▶ **What the task asks**
Please state how many lines of the material contain "love", giving nothing but the number.
━━━━━━━━━━━━━━━━
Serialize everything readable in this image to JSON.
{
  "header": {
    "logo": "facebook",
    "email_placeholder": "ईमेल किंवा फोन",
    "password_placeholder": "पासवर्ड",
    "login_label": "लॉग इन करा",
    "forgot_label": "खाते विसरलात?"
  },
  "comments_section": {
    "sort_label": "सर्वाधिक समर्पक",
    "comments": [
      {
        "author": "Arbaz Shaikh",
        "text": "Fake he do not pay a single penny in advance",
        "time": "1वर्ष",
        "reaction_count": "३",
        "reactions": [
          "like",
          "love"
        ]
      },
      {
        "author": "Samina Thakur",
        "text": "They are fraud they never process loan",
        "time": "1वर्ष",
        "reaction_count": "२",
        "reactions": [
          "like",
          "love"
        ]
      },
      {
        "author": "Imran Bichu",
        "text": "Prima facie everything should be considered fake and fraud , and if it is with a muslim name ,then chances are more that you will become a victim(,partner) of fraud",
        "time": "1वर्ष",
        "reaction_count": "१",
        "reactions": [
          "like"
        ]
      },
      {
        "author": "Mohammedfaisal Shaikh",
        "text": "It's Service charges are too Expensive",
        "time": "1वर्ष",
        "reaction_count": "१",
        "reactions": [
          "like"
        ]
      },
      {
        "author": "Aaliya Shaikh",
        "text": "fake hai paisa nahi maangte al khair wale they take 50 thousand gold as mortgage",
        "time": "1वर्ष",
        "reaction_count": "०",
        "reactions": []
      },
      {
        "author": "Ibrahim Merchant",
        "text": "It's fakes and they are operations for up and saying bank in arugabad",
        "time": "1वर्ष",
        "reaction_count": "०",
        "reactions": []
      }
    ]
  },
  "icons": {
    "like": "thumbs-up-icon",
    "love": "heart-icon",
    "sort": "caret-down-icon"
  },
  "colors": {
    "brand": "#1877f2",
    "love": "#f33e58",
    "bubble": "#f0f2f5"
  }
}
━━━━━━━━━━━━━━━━
▶ **Answer box**
4